= REQUIRED ACTION =
Only lines containing the string "icon" belong in the answer; find them in the records and copy them.

[Records from a data source]

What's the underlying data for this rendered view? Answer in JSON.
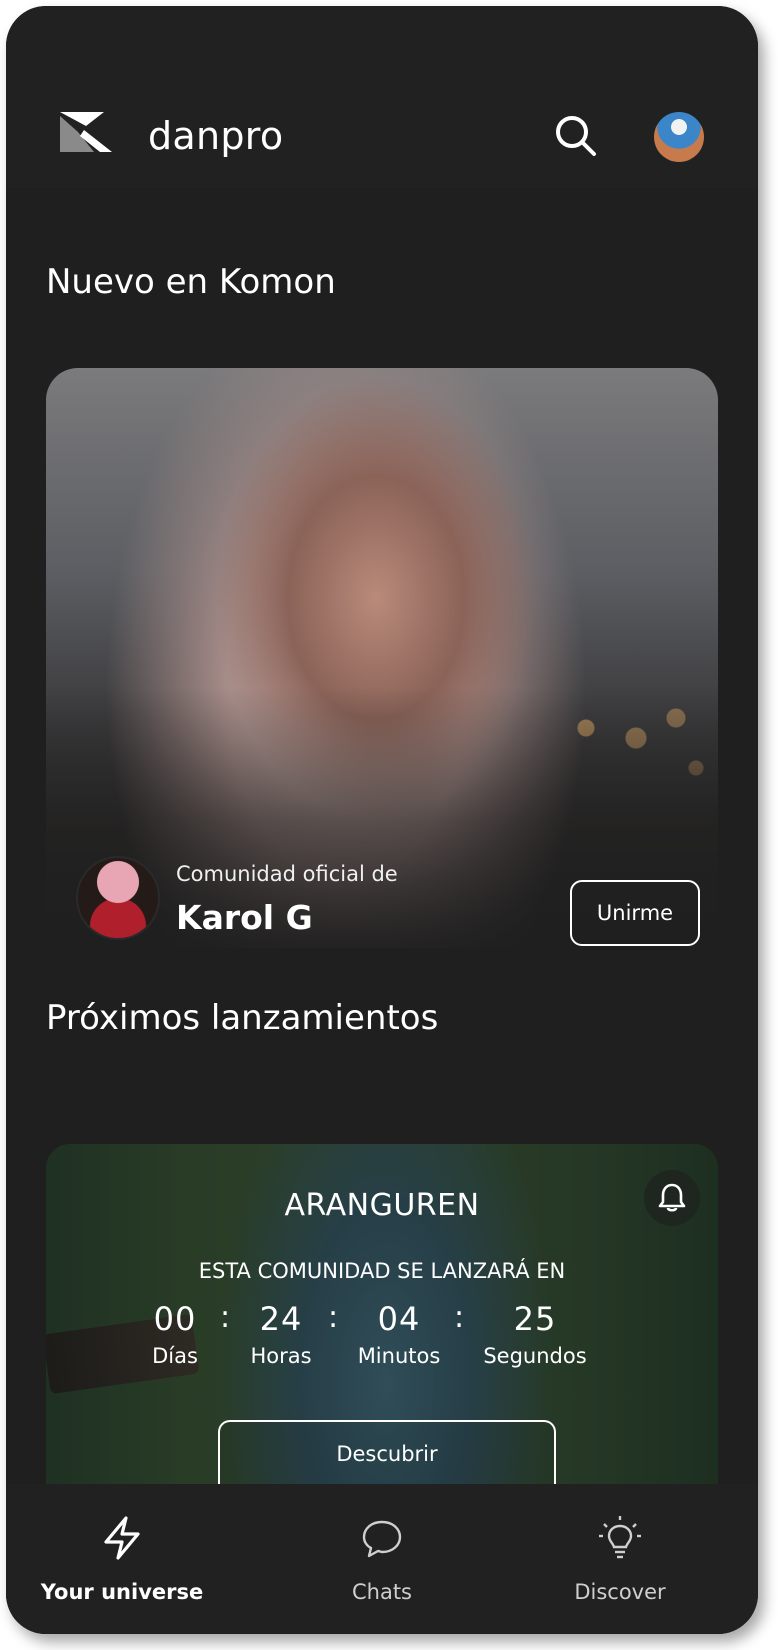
{
  "header": {
    "brand": "danpro",
    "logo_icon": "kaleidoscope-logo-icon",
    "search_icon": "search-icon",
    "avatar": "user-avatar"
  },
  "section_new": {
    "title": "Nuevo en Komon",
    "card": {
      "subtitle": "Comunidad oficial de",
      "name": "Karol G",
      "join_label": "Unirme"
    }
  },
  "section_upcoming": {
    "title": "Próximos lanzamientos",
    "card": {
      "artist": "ARANGUREN",
      "launch_note": "ESTA COMUNIDAD SE LANZARÁ EN",
      "countdown": [
        {
          "value": "00",
          "label": "Días"
        },
        {
          "value": "24",
          "label": "Horas"
        },
        {
          "value": "04",
          "label": "Minutos"
        },
        {
          "value": "25",
          "label": "Segundos"
        }
      ],
      "separator": ":",
      "discover_label": "Descubrir",
      "bell_icon": "bell-icon"
    }
  },
  "bottom_nav": {
    "items": [
      {
        "label": "Your universe",
        "icon": "lightning-icon",
        "active": true
      },
      {
        "label": "Chats",
        "icon": "chat-bubble-icon",
        "active": false
      },
      {
        "label": "Discover",
        "icon": "lightbulb-icon",
        "active": false
      }
    ]
  },
  "colors": {
    "background": "#1f1f1f",
    "header": "#212121",
    "text": "#ffffff"
  }
}
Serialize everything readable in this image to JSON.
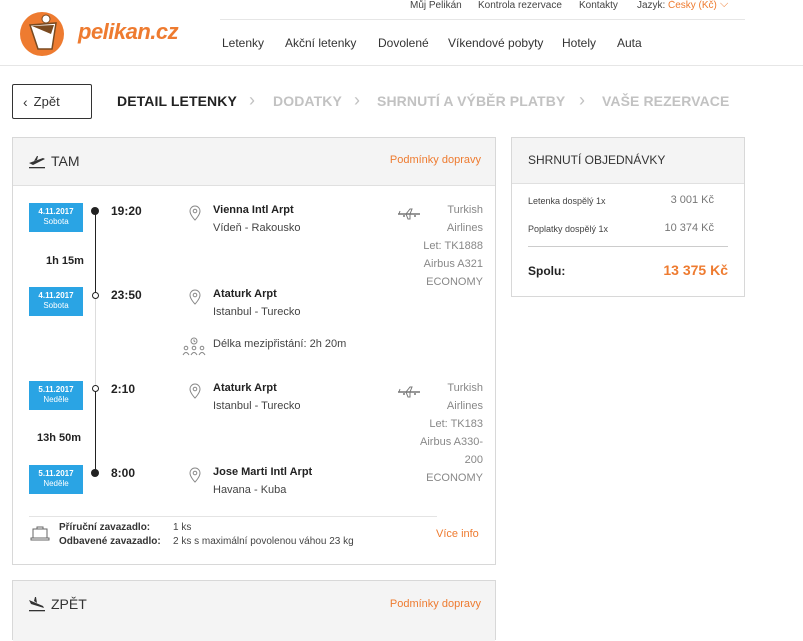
{
  "brand": {
    "name": "pelikan.cz"
  },
  "top_links": {
    "account": "Můj Pelikán",
    "check": "Kontrola rezervace",
    "contacts": "Kontakty",
    "lang_label": "Jazyk:",
    "lang_value": "Česky (Kč)"
  },
  "nav": [
    "Letenky",
    "Akční letenky",
    "Dovolené",
    "Víkendové pobyty",
    "Hotely",
    "Auta"
  ],
  "back": "Zpět",
  "steps": [
    "DETAIL LETENKY",
    "DODATKY",
    "SHRNUTÍ A VÝBĚR PLATBY",
    "VAŠE REZERVACE"
  ],
  "outbound": {
    "title": "TAM",
    "conditions": "Podmínky dopravy",
    "segments": [
      {
        "dep_date": "4.11.2017",
        "dep_day": "Sobota",
        "dep_time": "19:20",
        "dep_airport": "Vienna Intl Arpt",
        "dep_city": "Vídeň - Rakousko",
        "duration": "1h 15m",
        "arr_date": "4.11.2017",
        "arr_day": "Sobota",
        "arr_time": "23:50",
        "arr_airport": "Ataturk Arpt",
        "arr_city": "Istanbul - Turecko",
        "carrier": [
          "Turkish",
          "Airlines",
          "Let: TK1888",
          "Airbus A321",
          "ECONOMY"
        ]
      },
      {
        "dep_date": "5.11.2017",
        "dep_day": "Neděle",
        "dep_time": "2:10",
        "dep_airport": "Ataturk Arpt",
        "dep_city": "Istanbul - Turecko",
        "duration": "13h 50m",
        "arr_date": "5.11.2017",
        "arr_day": "Neděle",
        "arr_time": "8:00",
        "arr_airport": "Jose Marti Intl Arpt",
        "arr_city": "Havana - Kuba",
        "carrier": [
          "Turkish",
          "Airlines",
          "Let: TK183",
          "Airbus A330-",
          "200",
          "ECONOMY"
        ]
      }
    ],
    "layover": "Délka mezipřistání: 2h 20m",
    "baggage": {
      "hand_label": "Příruční zavazadlo:",
      "hand_value": "1 ks",
      "checked_label": "Odbavené zavazadlo:",
      "checked_value": "2 ks s maximální povolenou váhou 23 kg",
      "more": "Více info"
    }
  },
  "return": {
    "title": "ZPĚT",
    "conditions": "Podmínky dopravy"
  },
  "summary": {
    "title": "SHRNUTÍ OBJEDNÁVKY",
    "rows": [
      {
        "label": "Letenka dospělý 1x",
        "value": "3 001 Kč"
      },
      {
        "label": "Poplatky dospělý 1x",
        "value": "10 374 Kč"
      }
    ],
    "total_label": "Spolu:",
    "total_value": "13 375 Kč"
  },
  "colors": {
    "accent": "#ee7b30",
    "date_badge": "#2aa4e4"
  }
}
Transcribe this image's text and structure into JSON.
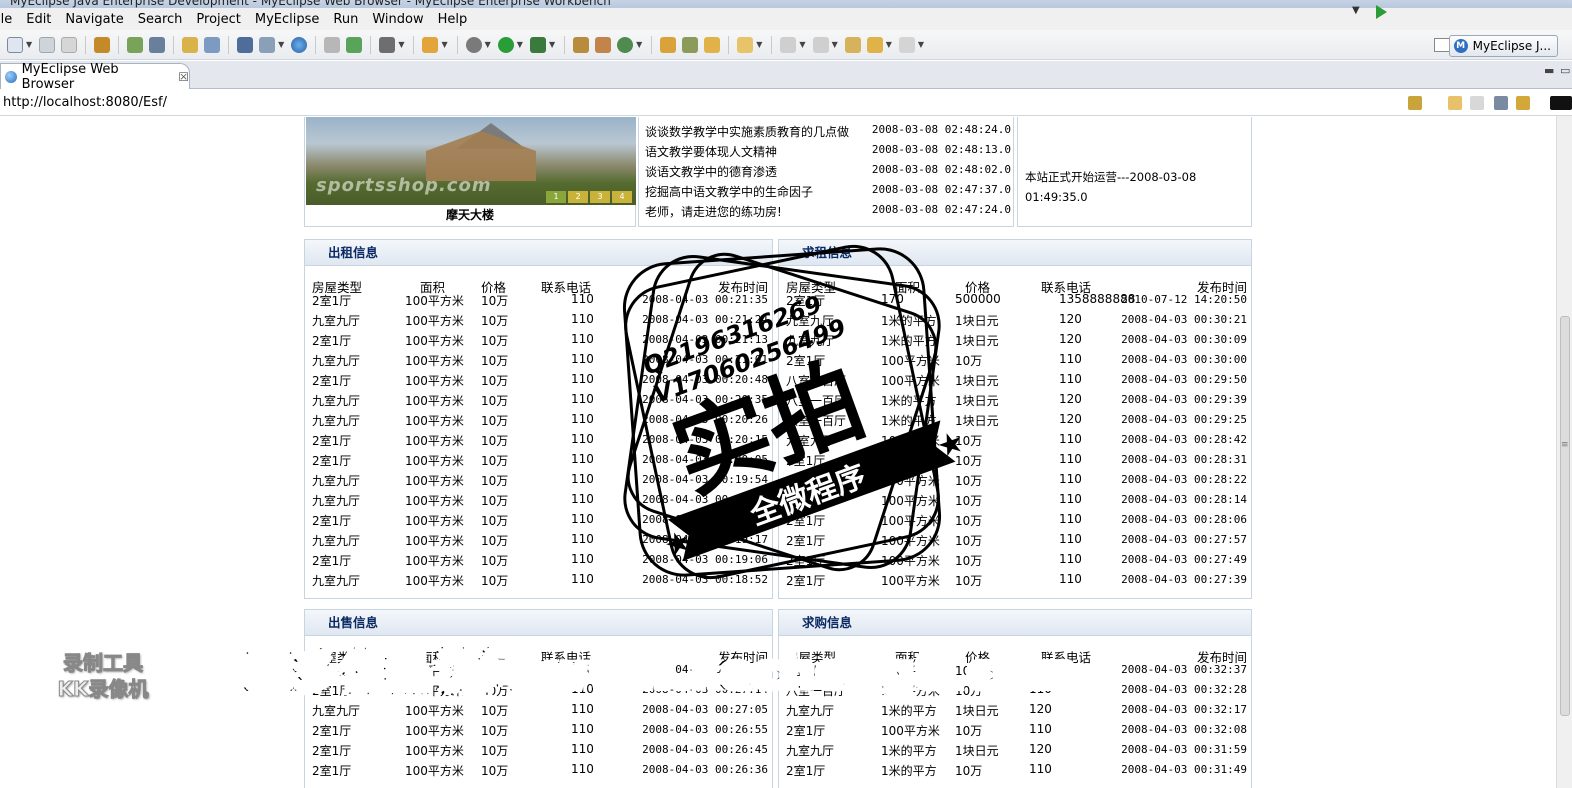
{
  "window": {
    "title": "MyEclipse Java Enterprise Development - MyEclipse Web Browser - MyEclipse Enterprise Workbench"
  },
  "menu": [
    "ile",
    "Edit",
    "Navigate",
    "Search",
    "Project",
    "MyEclipse",
    "Run",
    "Window",
    "Help"
  ],
  "perspective": {
    "label": "MyEclipse J..."
  },
  "tab": {
    "label": "MyEclipse Web Browser",
    "close": "☒"
  },
  "browser": {
    "url": "http://localhost:8080/Esf/"
  },
  "carousel": {
    "caption": "摩天大楼",
    "watermark": "sportsshop.com",
    "pages": [
      "1",
      "2",
      "3",
      "4"
    ]
  },
  "news": [
    {
      "title": "谈谈数学教学中实施素质教育的几点做",
      "time": "2008-03-08 02:48:24.0"
    },
    {
      "title": "语文教学要体现人文精神",
      "time": "2008-03-08 02:48:13.0"
    },
    {
      "title": "谈语文教学中的德育渗透",
      "time": "2008-03-08 02:48:02.0"
    },
    {
      "title": "挖掘高中语文教学中的生命因子",
      "time": "2008-03-08 02:47:37.0"
    },
    {
      "title": "老师，请走进您的练功房!",
      "time": "2008-03-08 02:47:24.0"
    }
  ],
  "notice": {
    "text": "本站正式开始运营---2008-03-08 01:49:35.0"
  },
  "rent_out": {
    "title": "出租信息",
    "headers": [
      "房屋类型",
      "面积",
      "价格",
      "联系电话",
      "发布时间"
    ],
    "rows": [
      [
        "2室1厅",
        "100平方米",
        "10万",
        "110",
        "2008-04-03 00:21:35"
      ],
      [
        "九室九厅",
        "100平方米",
        "10万",
        "110",
        "2008-04-03 00:21:24"
      ],
      [
        "2室1厅",
        "100平方米",
        "10万",
        "110",
        "2008-04-03 00:21:13"
      ],
      [
        "九室九厅",
        "100平方米",
        "10万",
        "110",
        "2008-04-03 00:21:01"
      ],
      [
        "2室1厅",
        "100平方米",
        "10万",
        "110",
        "2008-04-03 00:20:48"
      ],
      [
        "九室九厅",
        "100平方米",
        "10万",
        "110",
        "2008-04-03 00:20:35"
      ],
      [
        "九室九厅",
        "100平方米",
        "10万",
        "110",
        "2008-04-03 00:20:26"
      ],
      [
        "2室1厅",
        "100平方米",
        "10万",
        "110",
        "2008-04-03 00:20:15"
      ],
      [
        "2室1厅",
        "100平方米",
        "10万",
        "110",
        "2008-04-03 00:20:05"
      ],
      [
        "九室九厅",
        "100平方米",
        "10万",
        "110",
        "2008-04-03 00:19:54"
      ],
      [
        "九室九厅",
        "100平方米",
        "10万",
        "110",
        "2008-04-03 00:19:41"
      ],
      [
        "2室1厅",
        "100平方米",
        "10万",
        "110",
        "2008-04-03 00:19:29"
      ],
      [
        "九室九厅",
        "100平方米",
        "10万",
        "110",
        "2008-04-03 00:19:17"
      ],
      [
        "2室1厅",
        "100平方米",
        "10万",
        "110",
        "2008-04-03 00:19:06"
      ],
      [
        "九室九厅",
        "100平方米",
        "10万",
        "110",
        "2008-04-03 00:18:52"
      ]
    ]
  },
  "rent_wanted": {
    "title": "求租信息",
    "headers": [
      "房屋类型",
      "面积",
      "价格",
      "联系电话",
      "发布时间"
    ],
    "rows": [
      [
        "2室1厅",
        "170",
        "500000",
        "1358888888",
        "2010-07-12 14:20:50"
      ],
      [
        "九室九厅",
        "1米的平方",
        "1块日元",
        "120",
        "2008-04-03 00:30:21"
      ],
      [
        "九室九厅",
        "1米的平方",
        "1块日元",
        "120",
        "2008-04-03 00:30:09"
      ],
      [
        "2室1厅",
        "100平方米",
        "10万",
        "110",
        "2008-04-03 00:30:00"
      ],
      [
        "八室一百厅",
        "100平方米",
        "1块日元",
        "110",
        "2008-04-03 00:29:50"
      ],
      [
        "八室一百厅",
        "1米的平方",
        "1块日元",
        "120",
        "2008-04-03 00:29:39"
      ],
      [
        "八室一百厅",
        "1米的平方",
        "1块日元",
        "120",
        "2008-04-03 00:29:25"
      ],
      [
        "九室九厅",
        "100平方米",
        "10万",
        "110",
        "2008-04-03 00:28:42"
      ],
      [
        "2室1厅",
        "100平方米",
        "10万",
        "110",
        "2008-04-03 00:28:31"
      ],
      [
        "2室1厅",
        "100平方米",
        "10万",
        "110",
        "2008-04-03 00:28:22"
      ],
      [
        "2室1厅",
        "100平方米",
        "10万",
        "110",
        "2008-04-03 00:28:14"
      ],
      [
        "2室1厅",
        "100平方米",
        "10万",
        "110",
        "2008-04-03 00:28:06"
      ],
      [
        "2室1厅",
        "100平方米",
        "10万",
        "110",
        "2008-04-03 00:27:57"
      ],
      [
        "2室1厅",
        "100平方米",
        "10万",
        "110",
        "2008-04-03 00:27:49"
      ],
      [
        "2室1厅",
        "100平方米",
        "10万",
        "110",
        "2008-04-03 00:27:39"
      ]
    ]
  },
  "for_sale": {
    "title": "出售信息",
    "headers": [
      "房屋类型",
      "面积",
      "价格",
      "联系电话",
      "发布时间"
    ],
    "rows": [
      [
        "2室1厅",
        "100平方米",
        "10万",
        "110",
        "2008-04-03 00:27:24"
      ],
      [
        "2室1厅",
        "100平方米",
        "10万",
        "110",
        "2008-04-03 00:27:14"
      ],
      [
        "九室九厅",
        "100平方米",
        "10万",
        "110",
        "2008-04-03 00:27:05"
      ],
      [
        "2室1厅",
        "100平方米",
        "10万",
        "110",
        "2008-04-03 00:26:55"
      ],
      [
        "2室1厅",
        "100平方米",
        "10万",
        "110",
        "2008-04-03 00:26:45"
      ],
      [
        "2室1厅",
        "100平方米",
        "10万",
        "110",
        "2008-04-03 00:26:36"
      ]
    ]
  },
  "buy_wanted": {
    "title": "求购信息",
    "headers": [
      "房屋类型",
      "面积",
      "价格",
      "联系电话",
      "发布时间"
    ],
    "rows": [
      [
        "2室1厅",
        "100平方米",
        "10万",
        "110",
        "2008-04-03 00:32:37"
      ],
      [
        "八室一百厅",
        "100平方米",
        "10万",
        "110",
        "2008-04-03 00:32:28"
      ],
      [
        "九室九厅",
        "1米的平方",
        "1块日元",
        "120",
        "2008-04-03 00:32:17"
      ],
      [
        "2室1厅",
        "100平方米",
        "10万",
        "110",
        "2008-04-03 00:32:08"
      ],
      [
        "九室九厅",
        "1米的平方",
        "1块日元",
        "120",
        "2008-04-03 00:31:59"
      ],
      [
        "2室1厅",
        "1米的平方",
        "10万",
        "110",
        "2008-04-03 00:31:49"
      ]
    ]
  },
  "stamp": {
    "qq": "Q2196316269",
    "vx": "V17060256499",
    "big": "实拍",
    "ribbon": "全微程序"
  },
  "banner": {
    "text": "更多作品访问 www.kecheng8.com"
  },
  "recorder": {
    "line1": "录制工具",
    "line2": "KK录像机"
  },
  "colors": {
    "panel_header_text": "#0b2a63",
    "panel_border": "#c8d4e0"
  }
}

= OUTPUT =
    "logo_icon": "kaleidoscope-logo-icon",
    "search_icon": "search-icon",
      "bell_icon": "bell-icon"
        "icon": "lightning-icon",
        "icon": "chat-bubble-icon",
        "icon": "lightbulb-icon",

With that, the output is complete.